TASK: All of the entries should be written out again exactly.

[DATA Boundary: Start]

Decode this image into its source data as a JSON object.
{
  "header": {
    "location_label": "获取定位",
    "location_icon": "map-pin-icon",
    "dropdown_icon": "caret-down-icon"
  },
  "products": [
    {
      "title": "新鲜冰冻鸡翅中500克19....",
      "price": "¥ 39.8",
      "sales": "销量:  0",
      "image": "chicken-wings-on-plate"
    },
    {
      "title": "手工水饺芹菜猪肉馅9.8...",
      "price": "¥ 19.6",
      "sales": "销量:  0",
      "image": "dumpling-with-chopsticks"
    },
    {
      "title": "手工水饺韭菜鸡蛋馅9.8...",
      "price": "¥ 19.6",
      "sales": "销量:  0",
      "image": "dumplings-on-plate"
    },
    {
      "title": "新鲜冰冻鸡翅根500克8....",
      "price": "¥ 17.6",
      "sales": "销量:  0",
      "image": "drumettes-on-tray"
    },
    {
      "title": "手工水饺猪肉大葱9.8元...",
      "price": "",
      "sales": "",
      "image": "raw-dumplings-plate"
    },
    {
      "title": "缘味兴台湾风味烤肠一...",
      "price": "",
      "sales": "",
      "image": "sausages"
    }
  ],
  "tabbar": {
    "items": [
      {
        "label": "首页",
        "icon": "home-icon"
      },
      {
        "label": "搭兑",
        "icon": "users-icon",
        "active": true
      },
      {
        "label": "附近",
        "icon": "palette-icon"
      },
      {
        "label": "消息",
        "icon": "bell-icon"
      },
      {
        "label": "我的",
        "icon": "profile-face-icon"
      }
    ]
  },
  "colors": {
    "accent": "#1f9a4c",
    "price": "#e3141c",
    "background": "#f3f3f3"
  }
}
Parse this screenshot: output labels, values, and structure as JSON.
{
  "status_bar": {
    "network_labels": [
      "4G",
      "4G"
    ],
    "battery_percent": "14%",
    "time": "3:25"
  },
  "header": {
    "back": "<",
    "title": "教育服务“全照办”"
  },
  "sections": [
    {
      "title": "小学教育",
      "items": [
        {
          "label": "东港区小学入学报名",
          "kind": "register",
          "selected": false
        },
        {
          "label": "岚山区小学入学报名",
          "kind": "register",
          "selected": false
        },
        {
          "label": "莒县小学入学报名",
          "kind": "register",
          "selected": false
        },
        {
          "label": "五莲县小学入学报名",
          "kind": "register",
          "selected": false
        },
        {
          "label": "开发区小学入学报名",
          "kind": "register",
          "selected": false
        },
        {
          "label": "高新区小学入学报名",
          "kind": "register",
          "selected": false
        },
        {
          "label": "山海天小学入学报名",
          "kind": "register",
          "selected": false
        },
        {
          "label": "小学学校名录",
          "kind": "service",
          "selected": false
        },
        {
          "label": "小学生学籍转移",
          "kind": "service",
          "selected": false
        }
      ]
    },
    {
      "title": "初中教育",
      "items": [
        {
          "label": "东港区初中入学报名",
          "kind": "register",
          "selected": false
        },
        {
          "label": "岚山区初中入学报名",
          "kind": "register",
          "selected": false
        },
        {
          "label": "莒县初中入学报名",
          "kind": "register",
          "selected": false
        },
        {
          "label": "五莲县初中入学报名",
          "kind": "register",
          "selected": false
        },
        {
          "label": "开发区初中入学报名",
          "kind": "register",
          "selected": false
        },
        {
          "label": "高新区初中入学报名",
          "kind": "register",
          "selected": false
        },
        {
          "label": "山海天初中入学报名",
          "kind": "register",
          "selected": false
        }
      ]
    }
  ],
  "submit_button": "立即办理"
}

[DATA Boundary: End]

REPLY:
Decode this image into its source data as a JSON object.
{
  "header": {
    "location_label": "获取定位",
    "location_icon": "map-pin-icon",
    "dropdown_icon": "caret-down-icon"
  },
  "products": [
    {
      "title": "新鲜冰冻鸡翅中500克19....",
      "price": "¥ 39.8",
      "sales": "销量:  0",
      "image": "chicken-wings-on-plate"
    },
    {
      "title": "手工水饺芹菜猪肉馅9.8...",
      "price": "¥ 19.6",
      "sales": "销量:  0",
      "image": "dumpling-with-chopsticks"
    },
    {
      "title": "手工水饺韭菜鸡蛋馅9.8...",
      "price": "¥ 19.6",
      "sales": "销量:  0",
      "image": "dumplings-on-plate"
    },
    {
      "title": "新鲜冰冻鸡翅根500克8....",
      "price": "¥ 17.6",
      "sales": "销量:  0",
      "image": "drumettes-on-tray"
    },
    {
      "title": "手工水饺猪肉大葱9.8元...",
      "price": "",
      "sales": "",
      "image": "raw-dumplings-plate"
    },
    {
      "title": "缘味兴台湾风味烤肠一...",
      "price": "",
      "sales": "",
      "image": "sausages"
    }
  ],
  "tabbar": {
    "items": [
      {
        "label": "首页",
        "icon": "home-icon"
      },
      {
        "label": "搭兑",
        "icon": "users-icon",
        "active": true
      },
      {
        "label": "附近",
        "icon": "palette-icon"
      },
      {
        "label": "消息",
        "icon": "bell-icon"
      },
      {
        "label": "我的",
        "icon": "profile-face-icon"
      }
    ]
  },
  "colors": {
    "accent": "#1f9a4c",
    "price": "#e3141c",
    "background": "#f3f3f3"
  }
}
Parse this screenshot: output labels, values, and structure as JSON.
{
  "status_bar": {
    "network_labels": [
      "4G",
      "4G"
    ],
    "battery_percent": "14%",
    "time": "3:25"
  },
  "header": {
    "back": "<",
    "title": "教育服务“全照办”"
  },
  "sections": [
    {
      "title": "小学教育",
      "items": [
        {
          "label": "东港区小学入学报名",
          "kind": "register",
          "selected": false
        },
        {
          "label": "岚山区小学入学报名",
          "kind": "register",
          "selected": false
        },
        {
          "label": "莒县小学入学报名",
          "kind": "register",
          "selected": false
        },
        {
          "label": "五莲县小学入学报名",
          "kind": "register",
          "selected": false
        },
        {
          "label": "开发区小学入学报名",
          "kind": "register",
          "selected": false
        },
        {
          "label": "高新区小学入学报名",
          "kind": "register",
          "selected": false
        },
        {
          "label": "山海天小学入学报名",
          "kind": "register",
          "selected": false
        },
        {
          "label": "小学学校名录",
          "kind": "service",
          "selected": false
        },
        {
          "label": "小学生学籍转移",
          "kind": "service",
          "selected": false
        }
      ]
    },
    {
      "title": "初中教育",
      "items": [
        {
          "label": "东港区初中入学报名",
          "kind": "register",
          "selected": false
        },
        {
          "label": "岚山区初中入学报名",
          "kind": "register",
          "selected": false
        },
        {
          "label": "莒县初中入学报名",
          "kind": "register",
          "selected": false
        },
        {
          "label": "五莲县初中入学报名",
          "kind": "register",
          "selected": false
        },
        {
          "label": "开发区初中入学报名",
          "kind": "register",
          "selected": false
        },
        {
          "label": "高新区初中入学报名",
          "kind": "register",
          "selected": false
        },
        {
          "label": "山海天初中入学报名",
          "kind": "register",
          "selected": false
        }
      ]
    }
  ],
  "submit_button": "立即办理"
}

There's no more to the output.